(Stored data entries)
++++++++++++++++++++

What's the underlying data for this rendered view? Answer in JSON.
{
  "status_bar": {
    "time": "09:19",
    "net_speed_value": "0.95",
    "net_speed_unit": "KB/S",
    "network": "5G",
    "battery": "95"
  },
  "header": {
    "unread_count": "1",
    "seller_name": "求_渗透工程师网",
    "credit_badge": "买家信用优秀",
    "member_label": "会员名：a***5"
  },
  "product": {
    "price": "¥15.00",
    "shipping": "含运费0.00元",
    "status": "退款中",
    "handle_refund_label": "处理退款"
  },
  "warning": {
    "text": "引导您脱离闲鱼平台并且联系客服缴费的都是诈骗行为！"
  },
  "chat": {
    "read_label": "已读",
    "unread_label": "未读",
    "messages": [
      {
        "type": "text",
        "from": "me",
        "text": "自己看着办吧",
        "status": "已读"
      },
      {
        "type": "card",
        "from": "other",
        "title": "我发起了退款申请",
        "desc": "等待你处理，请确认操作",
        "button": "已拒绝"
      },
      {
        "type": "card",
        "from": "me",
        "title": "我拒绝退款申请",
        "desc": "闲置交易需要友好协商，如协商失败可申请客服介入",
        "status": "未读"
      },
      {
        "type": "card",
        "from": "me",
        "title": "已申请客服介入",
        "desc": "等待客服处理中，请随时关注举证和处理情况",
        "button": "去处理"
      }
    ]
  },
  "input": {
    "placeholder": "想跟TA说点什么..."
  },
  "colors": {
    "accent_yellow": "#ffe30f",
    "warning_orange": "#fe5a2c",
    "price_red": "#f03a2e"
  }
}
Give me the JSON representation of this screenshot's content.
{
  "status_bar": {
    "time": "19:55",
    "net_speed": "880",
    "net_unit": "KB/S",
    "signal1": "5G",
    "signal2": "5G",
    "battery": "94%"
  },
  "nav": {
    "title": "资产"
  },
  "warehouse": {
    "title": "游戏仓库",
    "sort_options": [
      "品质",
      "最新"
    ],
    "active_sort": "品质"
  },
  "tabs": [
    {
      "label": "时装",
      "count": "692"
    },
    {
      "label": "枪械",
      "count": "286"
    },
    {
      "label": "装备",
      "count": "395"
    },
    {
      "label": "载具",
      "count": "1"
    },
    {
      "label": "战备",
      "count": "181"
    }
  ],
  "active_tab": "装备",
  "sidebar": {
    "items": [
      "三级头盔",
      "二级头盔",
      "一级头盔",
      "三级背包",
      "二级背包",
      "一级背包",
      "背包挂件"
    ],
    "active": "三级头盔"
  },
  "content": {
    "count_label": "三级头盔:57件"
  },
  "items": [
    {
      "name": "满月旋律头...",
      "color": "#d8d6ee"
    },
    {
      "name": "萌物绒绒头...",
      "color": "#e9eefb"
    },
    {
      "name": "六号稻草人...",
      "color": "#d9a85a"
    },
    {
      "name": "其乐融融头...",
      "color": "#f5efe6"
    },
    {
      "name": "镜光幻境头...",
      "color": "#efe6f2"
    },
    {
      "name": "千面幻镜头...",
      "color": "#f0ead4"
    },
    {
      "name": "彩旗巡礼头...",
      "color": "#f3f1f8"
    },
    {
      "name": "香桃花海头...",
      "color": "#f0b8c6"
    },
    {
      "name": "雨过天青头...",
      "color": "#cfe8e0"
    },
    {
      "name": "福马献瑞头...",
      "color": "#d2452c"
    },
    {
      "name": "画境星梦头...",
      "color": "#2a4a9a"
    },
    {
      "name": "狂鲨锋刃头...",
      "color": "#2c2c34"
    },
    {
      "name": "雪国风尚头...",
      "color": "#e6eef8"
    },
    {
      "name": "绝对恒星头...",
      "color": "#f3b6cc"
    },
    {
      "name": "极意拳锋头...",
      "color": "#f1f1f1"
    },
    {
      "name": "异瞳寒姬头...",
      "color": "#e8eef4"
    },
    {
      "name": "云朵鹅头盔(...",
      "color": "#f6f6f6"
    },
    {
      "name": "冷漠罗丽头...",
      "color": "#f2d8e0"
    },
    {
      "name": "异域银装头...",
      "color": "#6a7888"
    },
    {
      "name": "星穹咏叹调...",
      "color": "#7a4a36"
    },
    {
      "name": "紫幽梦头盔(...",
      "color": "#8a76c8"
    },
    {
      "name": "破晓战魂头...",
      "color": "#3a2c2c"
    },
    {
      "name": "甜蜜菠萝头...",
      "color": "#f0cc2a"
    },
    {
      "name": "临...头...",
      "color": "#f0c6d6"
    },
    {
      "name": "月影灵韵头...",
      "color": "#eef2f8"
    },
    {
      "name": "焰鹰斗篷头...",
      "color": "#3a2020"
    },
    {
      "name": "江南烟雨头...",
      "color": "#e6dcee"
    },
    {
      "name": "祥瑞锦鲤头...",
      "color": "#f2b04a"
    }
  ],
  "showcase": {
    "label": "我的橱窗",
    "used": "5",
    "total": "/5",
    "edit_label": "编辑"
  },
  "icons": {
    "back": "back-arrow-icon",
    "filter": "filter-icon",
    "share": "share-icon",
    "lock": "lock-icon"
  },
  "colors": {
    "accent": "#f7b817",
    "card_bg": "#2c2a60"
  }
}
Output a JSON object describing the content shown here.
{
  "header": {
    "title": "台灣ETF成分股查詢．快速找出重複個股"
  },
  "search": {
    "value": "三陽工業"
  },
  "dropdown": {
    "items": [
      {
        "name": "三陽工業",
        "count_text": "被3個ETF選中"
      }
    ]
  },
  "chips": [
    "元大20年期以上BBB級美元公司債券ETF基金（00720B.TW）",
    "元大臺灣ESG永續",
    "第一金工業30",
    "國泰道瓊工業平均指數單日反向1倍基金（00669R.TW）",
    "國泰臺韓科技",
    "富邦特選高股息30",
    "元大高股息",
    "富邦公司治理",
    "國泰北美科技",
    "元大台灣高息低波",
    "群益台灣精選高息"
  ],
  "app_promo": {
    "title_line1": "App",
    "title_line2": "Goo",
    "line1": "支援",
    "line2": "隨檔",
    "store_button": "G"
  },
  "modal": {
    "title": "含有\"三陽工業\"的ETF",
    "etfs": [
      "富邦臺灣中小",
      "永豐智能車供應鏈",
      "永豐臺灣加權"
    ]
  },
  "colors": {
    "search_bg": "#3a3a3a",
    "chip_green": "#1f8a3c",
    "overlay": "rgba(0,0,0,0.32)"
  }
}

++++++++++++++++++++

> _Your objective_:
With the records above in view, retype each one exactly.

> _Problem solution_:
What's the underlying data for this rendered view? Answer in JSON.
{
  "status_bar": {
    "time": "09:19",
    "net_speed_value": "0.95",
    "net_speed_unit": "KB/S",
    "network": "5G",
    "battery": "95"
  },
  "header": {
    "unread_count": "1",
    "seller_name": "求_渗透工程师网",
    "credit_badge": "买家信用优秀",
    "member_label": "会员名：a***5"
  },
  "product": {
    "price": "¥15.00",
    "shipping": "含运费0.00元",
    "status": "退款中",
    "handle_refund_label": "处理退款"
  },
  "warning": {
    "text": "引导您脱离闲鱼平台并且联系客服缴费的都是诈骗行为！"
  },
  "chat": {
    "read_label": "已读",
    "unread_label": "未读",
    "messages": [
      {
        "type": "text",
        "from": "me",
        "text": "自己看着办吧",
        "status": "已读"
      },
      {
        "type": "card",
        "from": "other",
        "title": "我发起了退款申请",
        "desc": "等待你处理，请确认操作",
        "button": "已拒绝"
      },
      {
        "type": "card",
        "from": "me",
        "title": "我拒绝退款申请",
        "desc": "闲置交易需要友好协商，如协商失败可申请客服介入",
        "status": "未读"
      },
      {
        "type": "card",
        "from": "me",
        "title": "已申请客服介入",
        "desc": "等待客服处理中，请随时关注举证和处理情况",
        "button": "去处理"
      }
    ]
  },
  "input": {
    "placeholder": "想跟TA说点什么..."
  },
  "colors": {
    "accent_yellow": "#ffe30f",
    "warning_orange": "#fe5a2c",
    "price_red": "#f03a2e"
  }
}
Give me the JSON representation of this screenshot's content.
{
  "status_bar": {
    "time": "19:55",
    "net_speed": "880",
    "net_unit": "KB/S",
    "signal1": "5G",
    "signal2": "5G",
    "battery": "94%"
  },
  "nav": {
    "title": "资产"
  },
  "warehouse": {
    "title": "游戏仓库",
    "sort_options": [
      "品质",
      "最新"
    ],
    "active_sort": "品质"
  },
  "tabs": [
    {
      "label": "时装",
      "count": "692"
    },
    {
      "label": "枪械",
      "count": "286"
    },
    {
      "label": "装备",
      "count": "395"
    },
    {
      "label": "载具",
      "count": "1"
    },
    {
      "label": "战备",
      "count": "181"
    }
  ],
  "active_tab": "装备",
  "sidebar": {
    "items": [
      "三级头盔",
      "二级头盔",
      "一级头盔",
      "三级背包",
      "二级背包",
      "一级背包",
      "背包挂件"
    ],
    "active": "三级头盔"
  },
  "content": {
    "count_label": "三级头盔:57件"
  },
  "items": [
    {
      "name": "满月旋律头...",
      "color": "#d8d6ee"
    },
    {
      "name": "萌物绒绒头...",
      "color": "#e9eefb"
    },
    {
      "name": "六号稻草人...",
      "color": "#d9a85a"
    },
    {
      "name": "其乐融融头...",
      "color": "#f5efe6"
    },
    {
      "name": "镜光幻境头...",
      "color": "#efe6f2"
    },
    {
      "name": "千面幻镜头...",
      "color": "#f0ead4"
    },
    {
      "name": "彩旗巡礼头...",
      "color": "#f3f1f8"
    },
    {
      "name": "香桃花海头...",
      "color": "#f0b8c6"
    },
    {
      "name": "雨过天青头...",
      "color": "#cfe8e0"
    },
    {
      "name": "福马献瑞头...",
      "color": "#d2452c"
    },
    {
      "name": "画境星梦头...",
      "color": "#2a4a9a"
    },
    {
      "name": "狂鲨锋刃头...",
      "color": "#2c2c34"
    },
    {
      "name": "雪国风尚头...",
      "color": "#e6eef8"
    },
    {
      "name": "绝对恒星头...",
      "color": "#f3b6cc"
    },
    {
      "name": "极意拳锋头...",
      "color": "#f1f1f1"
    },
    {
      "name": "异瞳寒姬头...",
      "color": "#e8eef4"
    },
    {
      "name": "云朵鹅头盔(...",
      "color": "#f6f6f6"
    },
    {
      "name": "冷漠罗丽头...",
      "color": "#f2d8e0"
    },
    {
      "name": "异域银装头...",
      "color": "#6a7888"
    },
    {
      "name": "星穹咏叹调...",
      "color": "#7a4a36"
    },
    {
      "name": "紫幽梦头盔(...",
      "color": "#8a76c8"
    },
    {
      "name": "破晓战魂头...",
      "color": "#3a2c2c"
    },
    {
      "name": "甜蜜菠萝头...",
      "color": "#f0cc2a"
    },
    {
      "name": "临...头...",
      "color": "#f0c6d6"
    },
    {
      "name": "月影灵韵头...",
      "color": "#eef2f8"
    },
    {
      "name": "焰鹰斗篷头...",
      "color": "#3a2020"
    },
    {
      "name": "江南烟雨头...",
      "color": "#e6dcee"
    },
    {
      "name": "祥瑞锦鲤头...",
      "color": "#f2b04a"
    }
  ],
  "showcase": {
    "label": "我的橱窗",
    "used": "5",
    "total": "/5",
    "edit_label": "编辑"
  },
  "icons": {
    "back": "back-arrow-icon",
    "filter": "filter-icon",
    "share": "share-icon",
    "lock": "lock-icon"
  },
  "colors": {
    "accent": "#f7b817",
    "card_bg": "#2c2a60"
  }
}
Output a JSON object describing the content shown here.
{
  "header": {
    "title": "台灣ETF成分股查詢．快速找出重複個股"
  },
  "search": {
    "value": "三陽工業"
  },
  "dropdown": {
    "items": [
      {
        "name": "三陽工業",
        "count_text": "被3個ETF選中"
      }
    ]
  },
  "chips": [
    "元大20年期以上BBB級美元公司債券ETF基金（00720B.TW）",
    "元大臺灣ESG永續",
    "第一金工業30",
    "國泰道瓊工業平均指數單日反向1倍基金（00669R.TW）",
    "國泰臺韓科技",
    "富邦特選高股息30",
    "元大高股息",
    "富邦公司治理",
    "國泰北美科技",
    "元大台灣高息低波",
    "群益台灣精選高息"
  ],
  "app_promo": {
    "title_line1": "App",
    "title_line2": "Goo",
    "line1": "支援",
    "line2": "隨檔",
    "store_button": "G"
  },
  "modal": {
    "title": "含有\"三陽工業\"的ETF",
    "etfs": [
      "富邦臺灣中小",
      "永豐智能車供應鏈",
      "永豐臺灣加權"
    ]
  },
  "colors": {
    "search_bg": "#3a3a3a",
    "chip_green": "#1f8a3c",
    "overlay": "rgba(0,0,0,0.32)"
  }
}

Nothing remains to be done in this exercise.